“The judge looked at me and asked how I was doing,” Fuetsch said. “I immediately started bawling.”

The emotional day was a happy one. The judge went around the room and had everyone in attendance stand up and say something about the young new parents. One of these people was Richard Mendoza.

“It felt good that he was there,” Martìn Mendoza said.

“Nothing changed really,” Fuetsch said. “We were already being parents. But the judge said, ‘what you know in your hearts is now official on paper,’ and that meant a lot.”

Fuetsch and Mendoza parted ways romantically shortly after this happy time.

“Martìn is a great guy. If something happened between them in the future everyone would be so supportive,” said Haley Quirk, long time friend of Feutsch. “But Hannah has grown into a free spirit and Martìn is a little more structured. I can’t see them getting back together.”

Alexander is now in kindergarten. He grew out of his night terrors and is the poster child for a solid home life. His parents are a great example of how split custody can be efficient and create a happy environment.

“We are good co-parents,” Fuetsch said. “If we fight it’s usually because we want more time with Alexander. If you’re going to have a fight, that’s a good thing for it to be about.”

Fuetsch is taking the LSAT in December and Mendoza is graduating from college at the same time. Upon Fuetsch’s dream of attending law school, the plan for the future is to move wherever Fuetsch is accepted. Mendoza and Alex will move wherever she goes to keep their family united.

At 7 p.m. Sunday through Wednesday, Fuetsch can be found in her bright yellow bathroom, kneeling in front of the bathtub, quickly scrubbing and cleaning her son so he can return to playtime.

“This is just my version of a normal routine,” Fuetsch said. “I have him during the week and Martìn has him on weekends, which is nice because I still get to be 22. ”

Fuetsch and Mendoza kept an open adoption, meaning if Alexis and Richard wanted to see Alex, they could. They are minimally involved in Alex’s life. He sees them on occasion because they had another child, Sophia.

“Alex loves his little sister,” Mendoza said. “He’s always drawing things for her. My brother was really artistic, that’s where Alex gets it.”

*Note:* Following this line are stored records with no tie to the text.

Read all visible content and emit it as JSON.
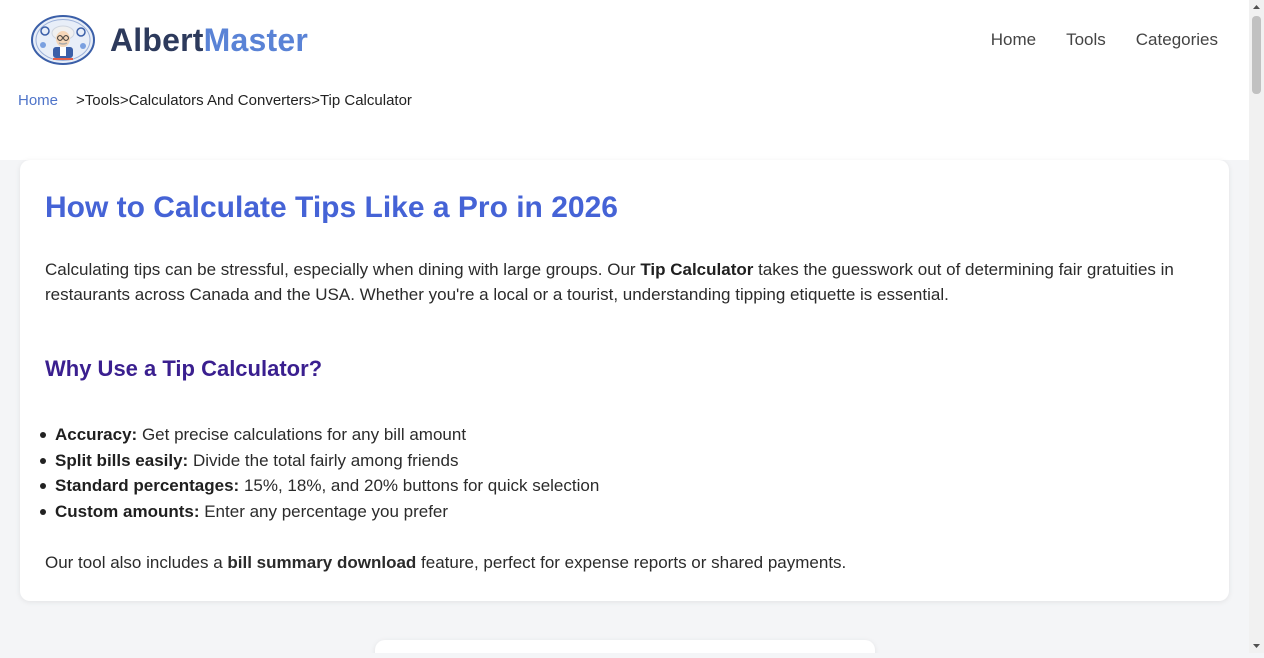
{
  "brand": {
    "part1": "Albert",
    "part2": "Master"
  },
  "nav": {
    "items": [
      "Home",
      "Tools",
      "Categories"
    ]
  },
  "breadcrumb": {
    "home": "Home",
    "separator": ">",
    "items": [
      "Tools",
      "Calculators And Converters",
      "Tip Calculator"
    ]
  },
  "article": {
    "title": "How to Calculate Tips Like a Pro in 2026",
    "intro": {
      "pre": "Calculating tips can be stressful, especially when dining with large groups. Our ",
      "bold": "Tip Calculator",
      "post": " takes the guesswork out of determining fair gratuities in restaurants across Canada and the USA. Whether you're a local or a tourist, understanding tipping etiquette is essential."
    },
    "subtitle": "Why Use a Tip Calculator?",
    "bullets": [
      {
        "bold": "Accuracy:",
        "text": " Get precise calculations for any bill amount"
      },
      {
        "bold": "Split bills easily:",
        "text": " Divide the total fairly among friends"
      },
      {
        "bold": "Standard percentages:",
        "text": " 15%, 18%, and 20% buttons for quick selection"
      },
      {
        "bold": "Custom amounts:",
        "text": " Enter any percentage you prefer"
      }
    ],
    "outro": {
      "pre": "Our tool also includes a ",
      "bold": "bill summary download",
      "post": " feature, perfect for expense reports or shared payments."
    }
  },
  "colors": {
    "title": "#4563d6",
    "subtitle": "#3a1f8f",
    "brand_dark": "#2d3a5c",
    "brand_light": "#5a83d6",
    "link": "#4f74c9"
  },
  "icons": {
    "logo": "albert-einstein-avatar-logo"
  }
}
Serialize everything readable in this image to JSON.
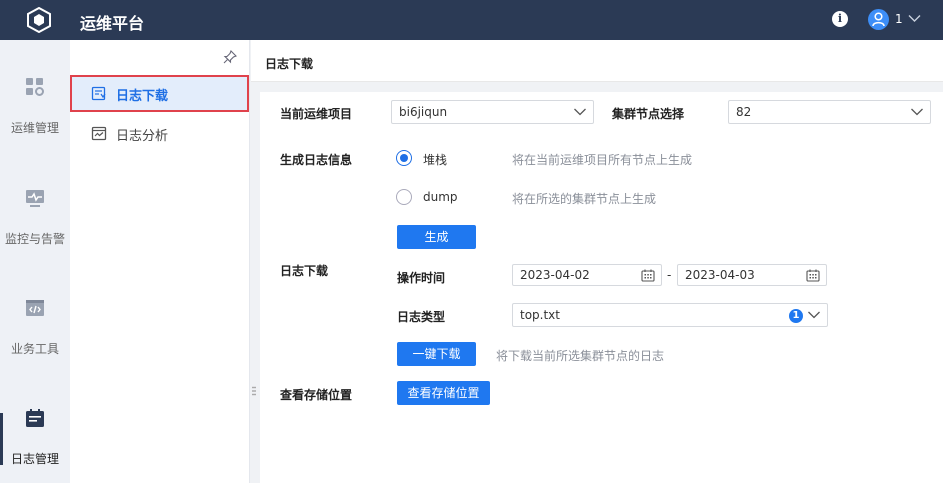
{
  "app": {
    "title": "运维平台"
  },
  "header": {
    "user_count": "1"
  },
  "rail": {
    "items": [
      {
        "label": "运维管理",
        "icon": "dashboard-icon"
      },
      {
        "label": "监控与告警",
        "icon": "monitor-icon"
      },
      {
        "label": "业务工具",
        "icon": "code-window-icon"
      },
      {
        "label": "日志管理",
        "icon": "log-calendar-icon"
      }
    ]
  },
  "submenu": {
    "items": [
      {
        "label": "日志下载",
        "icon": "log-download-icon",
        "active": true
      },
      {
        "label": "日志分析",
        "icon": "log-analysis-icon",
        "active": false
      }
    ]
  },
  "page": {
    "title": "日志下载"
  },
  "form": {
    "project_label": "当前运维项目",
    "project_value": "bi6jiqun",
    "node_label": "集群节点选择",
    "node_value": "82",
    "gen_label": "生成日志信息",
    "radio_stack_label": "堆栈",
    "radio_stack_hint": "将在当前运维项目所有节点上生成",
    "radio_dump_label": "dump",
    "radio_dump_hint": "将在所选的集群节点上生成",
    "generate_button": "生成",
    "download_label": "日志下载",
    "time_label": "操作时间",
    "date_start": "2023-04-02",
    "date_sep": "-",
    "date_end": "2023-04-03",
    "type_label": "日志类型",
    "type_value": "top.txt",
    "type_count": "1",
    "download_button": "一键下载",
    "download_hint": "将下载当前所选集群节点的日志",
    "storage_label": "查看存储位置",
    "storage_button": "查看存储位置"
  },
  "colors": {
    "topbar": "#2b3a55",
    "accent": "#1f78f0",
    "active_outline": "#e0424c"
  }
}
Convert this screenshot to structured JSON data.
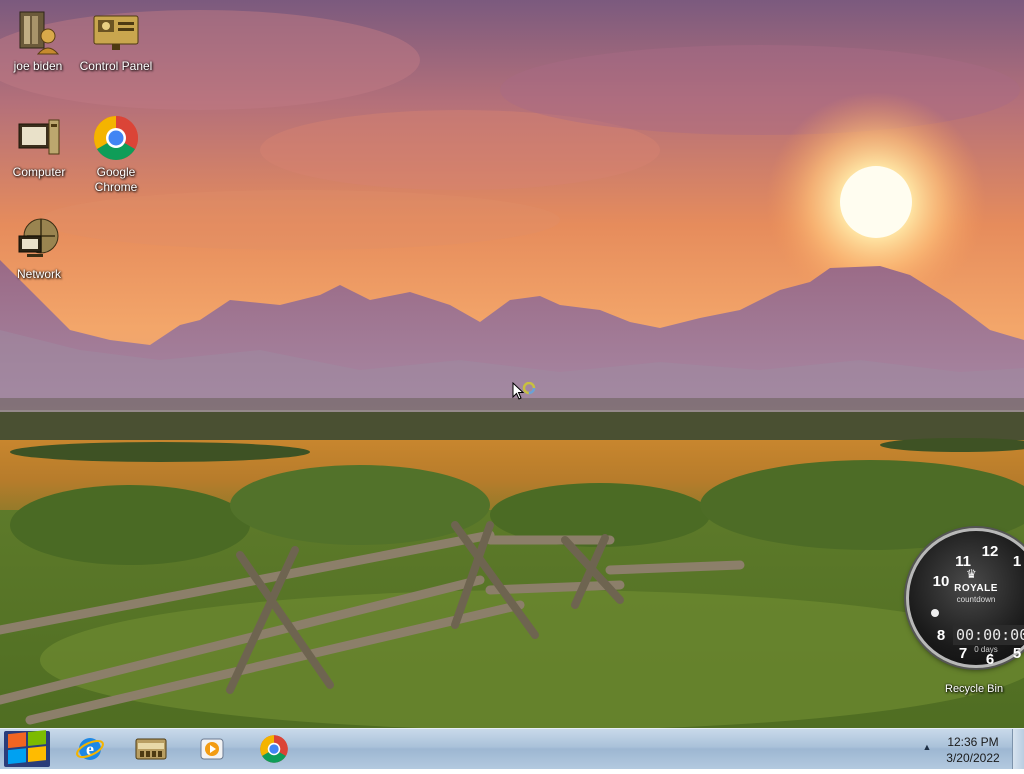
{
  "desktop": {
    "icons": [
      {
        "label": "joe biden",
        "icon": "user-folder-icon"
      },
      {
        "label": "Control Panel",
        "icon": "control-panel-icon"
      },
      {
        "label": "Computer",
        "icon": "computer-icon"
      },
      {
        "label": "Google Chrome",
        "icon": "chrome-icon"
      },
      {
        "label": "Network",
        "icon": "network-icon"
      }
    ],
    "recycle_bin_label": "Recycle Bin"
  },
  "gadget": {
    "brand": "ROYALE",
    "subtitle": "countdown",
    "time": "00:00:00",
    "days": "0 days",
    "numbers": [
      "12",
      "1",
      "11",
      "10",
      "8",
      "7",
      "6",
      "5"
    ]
  },
  "taskbar": {
    "pinned": [
      "internet-explorer-icon",
      "file-explorer-icon",
      "media-player-icon",
      "chrome-icon"
    ],
    "time": "12:36 PM",
    "date": "3/20/2022"
  }
}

Mendoza has Alex Thursday –Sunday. Mendoza works and has school during the week so the custody days work out perfectly. They go to the park, visit his sister or go to the movies.

“We do whatever Alex wants,” Mendoza said. “Sky’s the limit.”